I found instructions for these fun little fruit birds on the Curious Little Kid blog. Hers are much prettier than mine, but mine got a laugh at the table all the same. They turned boring apples into an exciting side dish.

Homemade Oreo Cookies

I’ve had a hankering for my ice cream sandwich cookies for weeks, but it’s midwinter—who wants to eat ice cream sandwiches?

But yesterday I had an idea. What if I turned those same cookies into homemade Oreos?

Oh. Yes.

I took my ice cream sandwich cookie dough and, rolled it out a bit thinner than I do for ice cream sandwiches. Instead of cutting it into rectangles, I cut circles with a cookie cutter. I baked them for 8 minutes at 190ºC (375ºF), and then let them cool completely on a rack.

When cool, I stuck them together with the following icing:

60 g (1/4 cup) softened butter
60 g (1/4 cup) Olivani at room temperature (shortening will work, for those in the US)
1 tsp vanilla
1 1/2 cups icing (confectioners) sugar

Beat butter and Olivani until smooth and light. Add vanilla and beat thoroughly. Sift confectioners sugar over the butter mixture and beat until smooth.

The icing was too soft at first and tended to squeeze out of the cookie when we bit into them, but it hardened overnight into the perfect Oreo filling consistency. I found this quantity of icing perfect for the number of cookies, but if you like double-stuff Oreos, make twice as much filling.

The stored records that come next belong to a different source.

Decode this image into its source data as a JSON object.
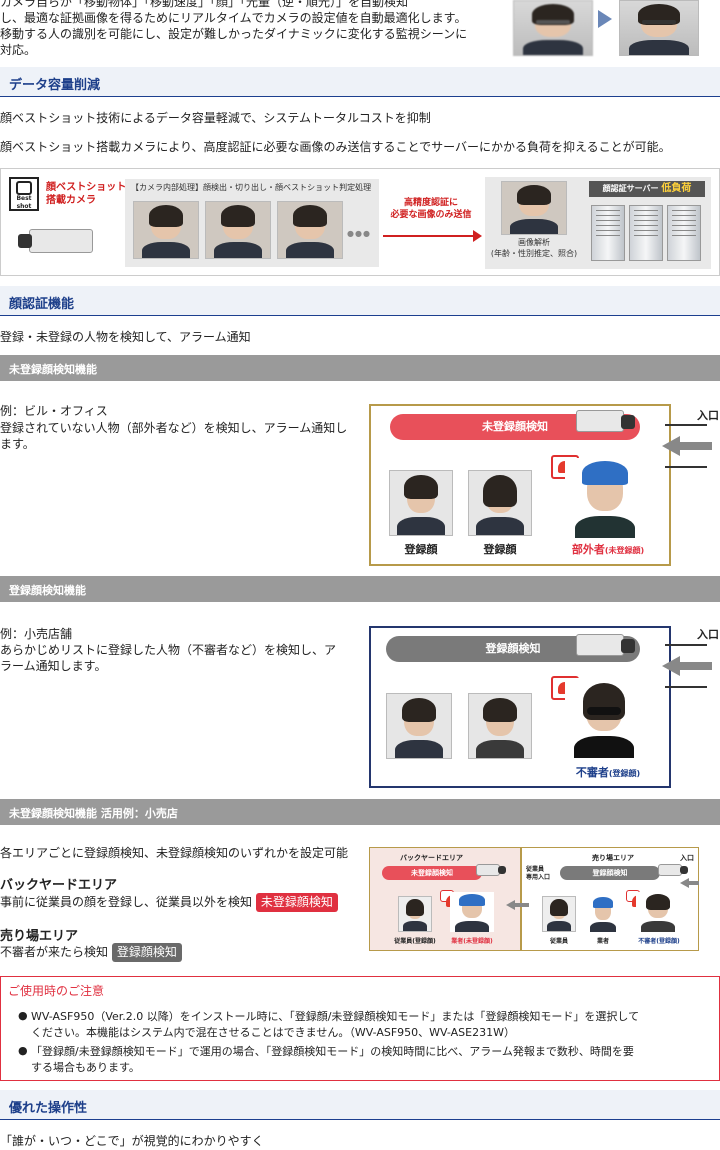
{
  "intro": {
    "line1": "カメラ自らが「移動物体」「移動速度」「顔」「光量（逆・順光）」を自動検知",
    "line2": "し、最適な証拠画像を得るためにリアルタイムでカメラの設定値を自動最適化します。",
    "line3": "移動する人の識別を可能にし、設定が難しかったダイナミックに変化する監視シーンに",
    "line4": "対応。"
  },
  "data_reduction": {
    "title": "データ容量削減",
    "p1": "顔ベストショット技術によるデータ容量軽減で、システムトータルコストを抑制",
    "p2": "顔ベストショット搭載カメラにより、高度認証に必要な画像のみ送信することでサーバーにかかる負荷を抑えることが可能。",
    "diagram": {
      "badge": "Best shot",
      "camera_label_1": "顔ベストショット",
      "camera_label_2": "搭載カメラ",
      "process_label": "【カメラ内部処理】顔検出・切り出し・顔ベストショット判定処理",
      "dots": "●●●",
      "arrow_label_1": "高精度認証に",
      "arrow_label_2": "必要な画像のみ送信",
      "analysis_1": "画像解析",
      "analysis_2": "(年齢・性別推定、照合)",
      "server_label": "顔認証サーバー",
      "server_load": "低負荷"
    }
  },
  "face_auth": {
    "title": "顔認証機能",
    "desc": "登録・未登録の人物を検知して、アラーム通知"
  },
  "unregistered": {
    "header": "未登録顔検知機能",
    "example": "例：ビル・オフィス",
    "desc_1": "登録されていない人物（部外者など）を検知し、アラーム通知し",
    "desc_2": "ます。",
    "pill": "未登録顔検知",
    "entrance": "入口",
    "label_reg1": "登録顔",
    "label_reg2": "登録顔",
    "label_outsider": "部外者",
    "label_outsider_sub": "(未登録顔)"
  },
  "registered": {
    "header": "登録顔検知機能",
    "example": "例：小売店舗",
    "desc_1": "あらかじめリストに登録した人物（不審者など）を検知し、ア",
    "desc_2": "ラーム通知します。",
    "pill": "登録顔検知",
    "entrance": "入口",
    "label_suspicious": "不審者",
    "label_suspicious_sub": "(登録顔)"
  },
  "retail_case": {
    "header": "未登録顔検知機能 活用例：小売店",
    "desc": "各エリアごとに登録顔検知、未登録顔検知のいずれかを設定可能",
    "backyard_title": "バックヤードエリア",
    "backyard_desc": "事前に従業員の顔を登録し、従業員以外を検知",
    "backyard_tag": "未登録顔検知",
    "floor_title": "売り場エリア",
    "floor_desc": "不審者が来たら検知",
    "floor_tag": "登録顔検知",
    "diagram": {
      "backyard_area": "バックヤードエリア",
      "floor_area": "売り場エリア",
      "pill_unreg": "未登録顔検知",
      "pill_reg": "登録顔検知",
      "staff_entrance_1": "従業員",
      "staff_entrance_2": "専用入口",
      "entrance": "入口",
      "l_staff_reg": "従業員",
      "l_staff_reg_sub": "(登録顔)",
      "l_vendor": "業者",
      "l_vendor_sub": "(未登録顔)",
      "l_staff": "従業員",
      "l_vendor2": "業者",
      "l_susp": "不審者",
      "l_susp_sub": "(登録顔)"
    }
  },
  "caution": {
    "title": "ご使用時のご注意",
    "b1_line1": "WV-ASF950（Ver.2.0 以降）をインストール時に、「登録顔/未登録顔検知モード」または「登録顔検知モード」を選択して",
    "b1_line2": "ください。本機能はシステム内で混在させることはできません。（WV-ASF950、WV-ASE231W）",
    "b2_line1": "「登録顔/未登録顔検知モード」で運用の場合、「登録顔検知モード」の検知時間に比べ、アラーム発報まで数秒、時間を要",
    "b2_line2": "する場合もあります。"
  },
  "usability": {
    "title": "優れた操作性",
    "desc": "「誰が・いつ・どこで」が視覚的にわかりやすく"
  },
  "colors": {
    "navy": "#1d3f8a",
    "red": "#e03040",
    "gray_header": "#9a9a9a",
    "pill_red": "#e8505a",
    "pill_gray": "#7a7a7a",
    "frame_gold": "#b79a4a",
    "frame_navy": "#24366e"
  }
}
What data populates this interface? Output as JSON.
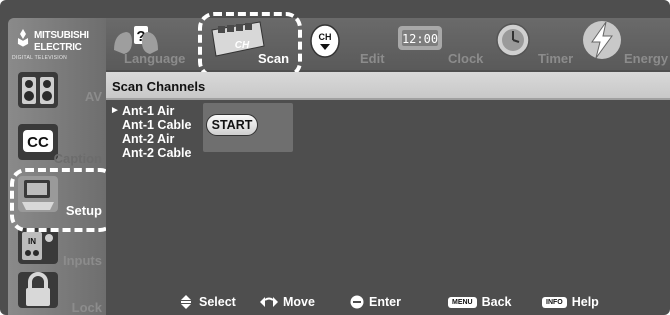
{
  "brand": {
    "name_line1": "MITSUBISHI",
    "name_line2": "ELECTRIC",
    "tagline": "DIGITAL TELEVISION"
  },
  "sidebar": {
    "items": [
      {
        "label": "AV",
        "icon": "speakers-icon"
      },
      {
        "label": "Caption",
        "icon": "cc-icon"
      },
      {
        "label": "Setup",
        "icon": "tv-setup-icon",
        "active": true
      },
      {
        "label": "Inputs",
        "icon": "inputs-icon"
      },
      {
        "label": "Lock",
        "icon": "padlock-icon"
      }
    ]
  },
  "tabs": [
    {
      "label": "Language",
      "icon": "language-icon"
    },
    {
      "label": "Scan",
      "icon": "scan-icon",
      "active": true
    },
    {
      "label": "",
      "icon": "channel-icon"
    },
    {
      "label": "Edit",
      "icon": "edit-icon"
    },
    {
      "label": "Clock",
      "icon": "clock-icon"
    },
    {
      "label": "Timer",
      "icon": "timer-icon"
    },
    {
      "label": "Energy",
      "icon": "energy-icon"
    }
  ],
  "tab_extra": {
    "ch_badge": "CH",
    "clock_time": "12:00",
    "scan_ch": "CH"
  },
  "section": {
    "title": "Scan Channels"
  },
  "channels": {
    "selected_index": 0,
    "items": [
      "Ant-1 Air",
      "Ant-1 Cable",
      "Ant-2 Air",
      "Ant-2 Cable"
    ]
  },
  "start": {
    "label": "START"
  },
  "hints": [
    {
      "label": "Select",
      "icon": "updown-arrows-icon"
    },
    {
      "label": "Move",
      "icon": "leftright-arrows-icon"
    },
    {
      "label": "Enter",
      "icon": "enter-icon"
    },
    {
      "label": "Back",
      "key": "MENU"
    },
    {
      "label": "Help",
      "key": "INFO"
    }
  ],
  "colors": {
    "background": "#4e4e4e",
    "header_bar": "#d0d0d0",
    "active_text": "#ffffff",
    "inactive_text": "#8c8c8c"
  }
}
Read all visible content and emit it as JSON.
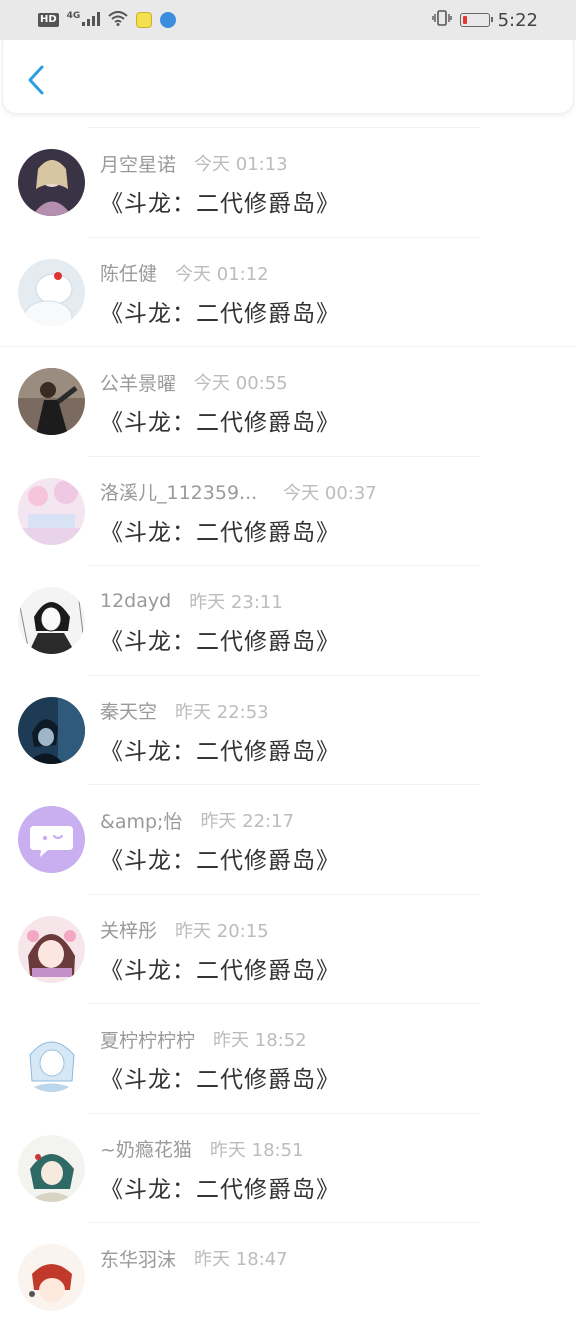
{
  "status_bar": {
    "hd": "HD",
    "network": "4G",
    "time": "5:22",
    "icons": [
      "hd-icon",
      "signal-icon",
      "wifi-icon",
      "app-notify-icon",
      "app-notify-icon-2",
      "vibrate-icon",
      "battery-icon"
    ]
  },
  "header": {
    "back_icon": "chevron-left-icon",
    "accent": "#2a9fe0"
  },
  "items": [
    {
      "nick": "月空星诺",
      "time": "今天 01:13",
      "content": "《斗龙：二代修爵岛》"
    },
    {
      "nick": "陈任健",
      "time": "今天 01:12",
      "content": "《斗龙：二代修爵岛》"
    },
    {
      "nick": "公羊景曜",
      "time": "今天 00:55",
      "content": "《斗龙：二代修爵岛》"
    },
    {
      "nick": "洛溪儿_112359...",
      "time": "今天 00:37",
      "content": "《斗龙：二代修爵岛》"
    },
    {
      "nick": "12dayd",
      "time": "昨天 23:11",
      "content": "《斗龙：二代修爵岛》"
    },
    {
      "nick": "秦天空",
      "time": "昨天 22:53",
      "content": "《斗龙：二代修爵岛》"
    },
    {
      "nick": "&amp;怡",
      "time": "昨天 22:17",
      "content": "《斗龙：二代修爵岛》"
    },
    {
      "nick": "关梓彤",
      "time": "昨天 20:15",
      "content": "《斗龙：二代修爵岛》"
    },
    {
      "nick": "夏柠柠柠柠",
      "time": "昨天 18:52",
      "content": "《斗龙：二代修爵岛》"
    },
    {
      "nick": "~奶瘾花猫",
      "time": "昨天 18:51",
      "content": "《斗龙：二代修爵岛》"
    },
    {
      "nick": "东华羽沫",
      "time": "昨天 18:47",
      "content": ""
    }
  ]
}
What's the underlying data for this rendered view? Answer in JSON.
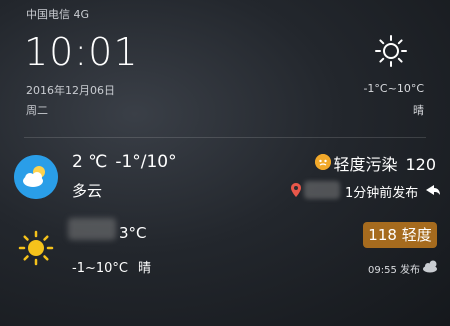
{
  "status_bar": {
    "carrier": "中国电信 4G"
  },
  "clock": {
    "time": "10:01",
    "date": "2016年12月06日",
    "weekday": "周二"
  },
  "header_weather": {
    "icon": "sun-icon",
    "range": "-1°C~10°C",
    "condition": "晴"
  },
  "current": {
    "icon": "partly-cloudy-icon",
    "temp": "2 ℃",
    "range": "-1°/10°",
    "condition": "多云",
    "air_quality_label": "轻度污染",
    "air_quality_value": "120",
    "published": "1分钟前发布"
  },
  "second": {
    "icon": "sun-icon",
    "temp": "3°C",
    "range": "-1~10°C",
    "condition": "晴",
    "aqi_badge": "118 轻度",
    "published": "09:55 发布"
  },
  "colors": {
    "badge_blue": "#2a9ee8",
    "aqi_orange": "#f1a82a",
    "aqi_badge_brown": "#a66b1e",
    "sun_yellow": "#f5c21b"
  }
}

It has been decades since I last ate a real Oreo cookie, so I can’t say whether they are exactly like Oreos or not. But they are FANTASTIC!